This announcement began the next wave of mergers, as the "Super Seven" were merged down to four in the next five years. The Illinois Central Railroad and Kansas City Southern Railway, two of the five "small" Class Is, announced on July 19 that the former would buy the latter, but this plan was called off on October 25; the Union Pacific Railroad, another major Western system, started a bidding war with BN for control of the SF on October 5. The UP gave up on January 1995, paving the way for the BN-ATSF merger. Subsequently, the UP acquired the Southern Pacific Transportation Company in 1996, Eastern systems CSX Transportation and Norfolk Southern Railway split Conrail in 1999. On February 7, 1995, BN and ATSF heads Gerald Grinstein and Robert D. Krebs both announced shareholders had approved the plan, which would save overhead costs and combine BN's coal and ATSF's intermodal strengths. Although the two systems complemented each other with little overlap, in contrast to the Santa Fe-Southern Pacific merger, which failed because it would have eliminated competition in many areas of the Southwest, BN and ATSF came to agreements with most other Class Is to keep them from opposing the merger.

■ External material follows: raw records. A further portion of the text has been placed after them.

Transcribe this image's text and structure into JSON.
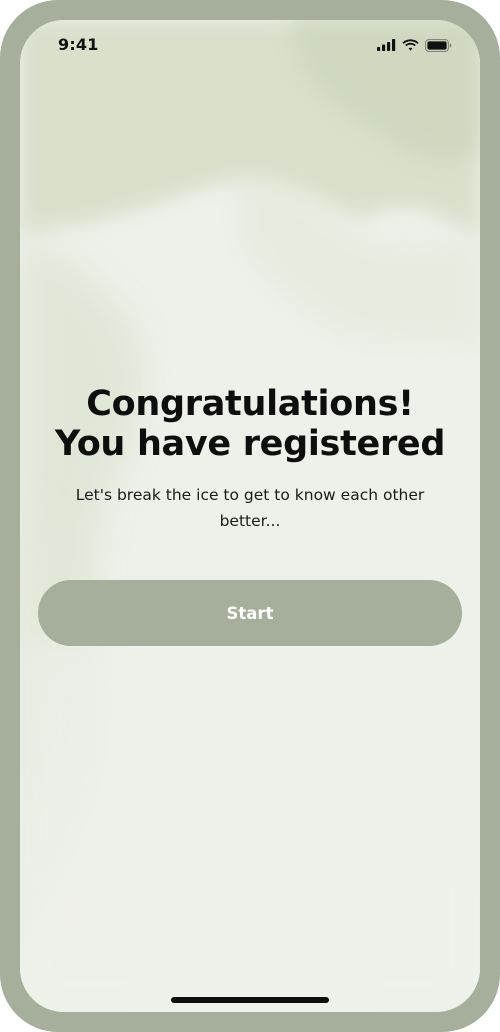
{
  "status_bar": {
    "time": "9:41",
    "icons": [
      "cellular-signal-icon",
      "wifi-icon",
      "battery-icon"
    ]
  },
  "main": {
    "headline_line1": "Congratulations!",
    "headline_line2": "You have registered",
    "subtitle": "Let's break the ice to get to know each other better...",
    "start_label": "Start"
  },
  "colors": {
    "frame": "#a6ae9c",
    "button": "#a6ae9c",
    "screen_background": "#eef1ea",
    "text": "#0e0e0e"
  }
}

UP was satisfied with a single segment of trackage rights from Abilene, Kansas to Superior, which BN and ATSF had both served. KCS gained haulage rights to several Midwest locations, including Omaha, East St. Louis, Memphis, in exchange for BNSF getting similar access to New Orleans. SP requesting far-reaching trackage rights throughout the West, soon agreed on a reduced plan, whereby SP acquired trackage rights on ATSF for intermodal and automotive traffic to Chicago, other trackage rights on ATSF in Kansas, south to Texas, between Colorado and Texas. In exchange, SP assigned BNSF trackage rights over the former Chicago, Rock Island and Pacific Railroad between El Paso and Topeka and haulage rights to the Mexican border at Eagle Pass, Texas. Regional Toledo and Western Railway obtained trackage rights over BN from Peoria to Galesburg, Illinois, a BN hub where it could interchange with SP; the Interstate Commerce Commission approved the BNSF merger on July 20, 1995, less than a month before UP announced on August